- [Task brief] Can you copy out the data exactly? Leave the images out.

[Page and application data records]

□ □ □ □ □

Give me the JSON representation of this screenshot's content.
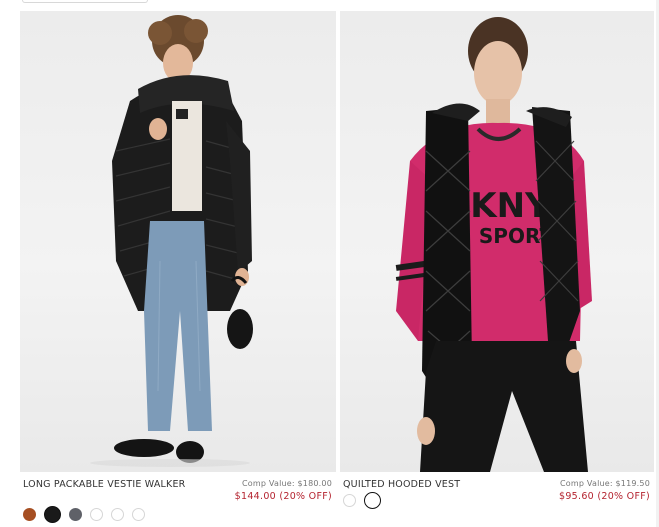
{
  "products": [
    {
      "name": "LONG PACKABLE VESTIE WALKER",
      "comp_value": "Comp Value: $180.00",
      "price": "$144.00 (20% OFF)",
      "swatch_colors": [
        "#a64f22",
        "#1a1a1a",
        "#5f6168",
        "#ffffff",
        "#ffffff",
        "#ffffff"
      ],
      "selected_swatch": 1
    },
    {
      "name": "QUILTED HOODED VEST",
      "comp_value": "Comp Value: $119.50",
      "price": "$95.60 (20% OFF)",
      "swatch_colors": [
        "#ffffff",
        "#ffffff"
      ],
      "selected_swatch": 1
    }
  ]
}
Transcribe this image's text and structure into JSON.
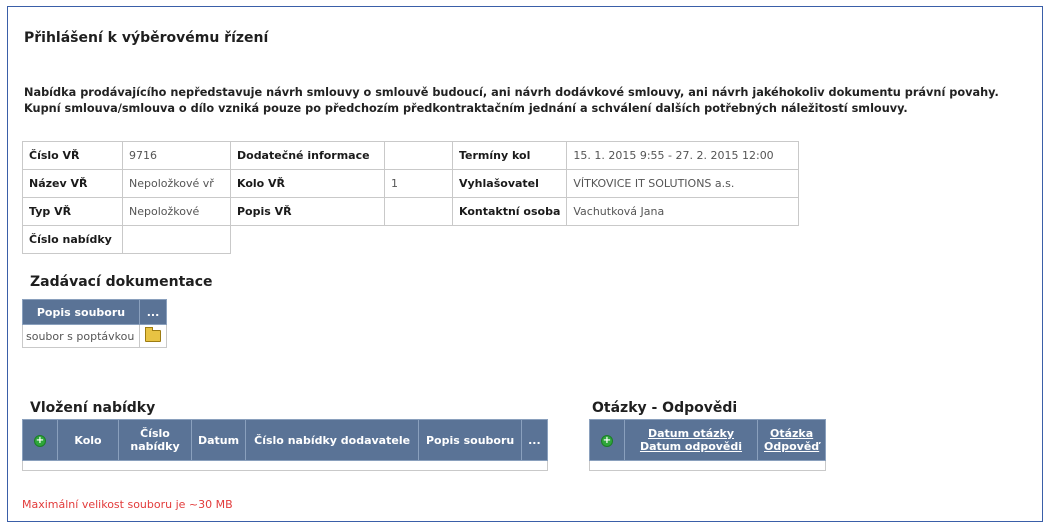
{
  "title": "Přihlášení k výběrovému řízení",
  "notice": {
    "line1": "Nabídka prodávajícího nepředstavuje návrh smlouvy o smlouvě budoucí, ani návrh dodávkové smlouvy, ani návrh jakéhokoliv dokumentu právní povahy.",
    "line2": "Kupní smlouva/smlouva o dílo vzniká pouze po předchozím předkontraktačním jednání a schválení dalších potřebných náležitostí smlouvy."
  },
  "info": {
    "cislo_vr": {
      "label": "Číslo VŘ",
      "value": "9716"
    },
    "nazev_vr": {
      "label": "Název VŘ",
      "value": "Nepoložkové vř"
    },
    "typ_vr": {
      "label": "Typ VŘ",
      "value": "Nepoložkové"
    },
    "cislo_nabidky": {
      "label": "Číslo nabídky",
      "value": ""
    },
    "dodatecne": {
      "label": "Dodatečné informace",
      "value": ""
    },
    "kolo_vr": {
      "label": "Kolo VŘ",
      "value": "1"
    },
    "popis_vr": {
      "label": "Popis VŘ",
      "value": ""
    },
    "terminy": {
      "label": "Termíny kol",
      "value": "15. 1. 2015 9:55 - 27. 2. 2015 12:00"
    },
    "vyhlasovatel": {
      "label": "Vyhlašovatel",
      "value": "VÍTKOVICE IT SOLUTIONS a.s."
    },
    "kontakt": {
      "label": "Kontaktní osoba",
      "value": "Vachutková Jana"
    }
  },
  "docs": {
    "title": "Zadávací dokumentace",
    "col_popis": "Popis souboru",
    "col_more": "...",
    "rows": [
      {
        "popis": "soubor s poptávkou",
        "icon": "open-folder-icon"
      }
    ]
  },
  "offers": {
    "title": "Vložení nabídky",
    "add_icon": "add-icon",
    "col_kolo": "Kolo",
    "col_cislo": "Číslo nabídky",
    "col_datum": "Datum",
    "col_cislo_dod": "Číslo nabídky dodavatele",
    "col_popis": "Popis souboru",
    "col_more": "..."
  },
  "qa": {
    "title": "Otázky - Odpovědi",
    "add_icon": "add-icon",
    "col_datum_otazky": "Datum otázky",
    "col_datum_odpovedi": "Datum odpovědi",
    "col_otazka": "Otázka",
    "col_odpoved": "Odpověď"
  },
  "max_size": "Maximální velikost souboru je ~30 MB",
  "colors": {
    "header_bg": "#5a7396",
    "frame_border": "#3a5fa8",
    "warning_text": "#e23b3b",
    "add_green": "#2ea63a"
  }
}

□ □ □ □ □

- [Response to the task]
Give me the JSON representation of this screenshot's content.
{
  "products": [
    {
      "name": "LONG PACKABLE VESTIE WALKER",
      "comp_value": "Comp Value: $180.00",
      "price": "$144.00 (20% OFF)",
      "swatch_colors": [
        "#a64f22",
        "#1a1a1a",
        "#5f6168",
        "#ffffff",
        "#ffffff",
        "#ffffff"
      ],
      "selected_swatch": 1
    },
    {
      "name": "QUILTED HOODED VEST",
      "comp_value": "Comp Value: $119.50",
      "price": "$95.60 (20% OFF)",
      "swatch_colors": [
        "#ffffff",
        "#ffffff"
      ],
      "selected_swatch": 1
    }
  ]
}
Transcribe this image's text and structure into JSON.
{
  "title": "Přihlášení k výběrovému řízení",
  "notice": {
    "line1": "Nabídka prodávajícího nepředstavuje návrh smlouvy o smlouvě budoucí, ani návrh dodávkové smlouvy, ani návrh jakéhokoliv dokumentu právní povahy.",
    "line2": "Kupní smlouva/smlouva o dílo vzniká pouze po předchozím předkontraktačním jednání a schválení dalších potřebných náležitostí smlouvy."
  },
  "info": {
    "cislo_vr": {
      "label": "Číslo VŘ",
      "value": "9716"
    },
    "nazev_vr": {
      "label": "Název VŘ",
      "value": "Nepoložkové vř"
    },
    "typ_vr": {
      "label": "Typ VŘ",
      "value": "Nepoložkové"
    },
    "cislo_nabidky": {
      "label": "Číslo nabídky",
      "value": ""
    },
    "dodatecne": {
      "label": "Dodatečné informace",
      "value": ""
    },
    "kolo_vr": {
      "label": "Kolo VŘ",
      "value": "1"
    },
    "popis_vr": {
      "label": "Popis VŘ",
      "value": ""
    },
    "terminy": {
      "label": "Termíny kol",
      "value": "15. 1. 2015 9:55 - 27. 2. 2015 12:00"
    },
    "vyhlasovatel": {
      "label": "Vyhlašovatel",
      "value": "VÍTKOVICE IT SOLUTIONS a.s."
    },
    "kontakt": {
      "label": "Kontaktní osoba",
      "value": "Vachutková Jana"
    }
  },
  "docs": {
    "title": "Zadávací dokumentace",
    "col_popis": "Popis souboru",
    "col_more": "...",
    "rows": [
      {
        "popis": "soubor s poptávkou",
        "icon": "open-folder-icon"
      }
    ]
  },
  "offers": {
    "title": "Vložení nabídky",
    "add_icon": "add-icon",
    "col_kolo": "Kolo",
    "col_cislo": "Číslo nabídky",
    "col_datum": "Datum",
    "col_cislo_dod": "Číslo nabídky dodavatele",
    "col_popis": "Popis souboru",
    "col_more": "..."
  },
  "qa": {
    "title": "Otázky - Odpovědi",
    "add_icon": "add-icon",
    "col_datum_otazky": "Datum otázky",
    "col_datum_odpovedi": "Datum odpovědi",
    "col_otazka": "Otázka",
    "col_odpoved": "Odpověď"
  },
  "max_size": "Maximální velikost souboru je ~30 MB",
  "colors": {
    "header_bg": "#5a7396",
    "frame_border": "#3a5fa8",
    "warning_text": "#e23b3b",
    "add_green": "#2ea63a"
  }
}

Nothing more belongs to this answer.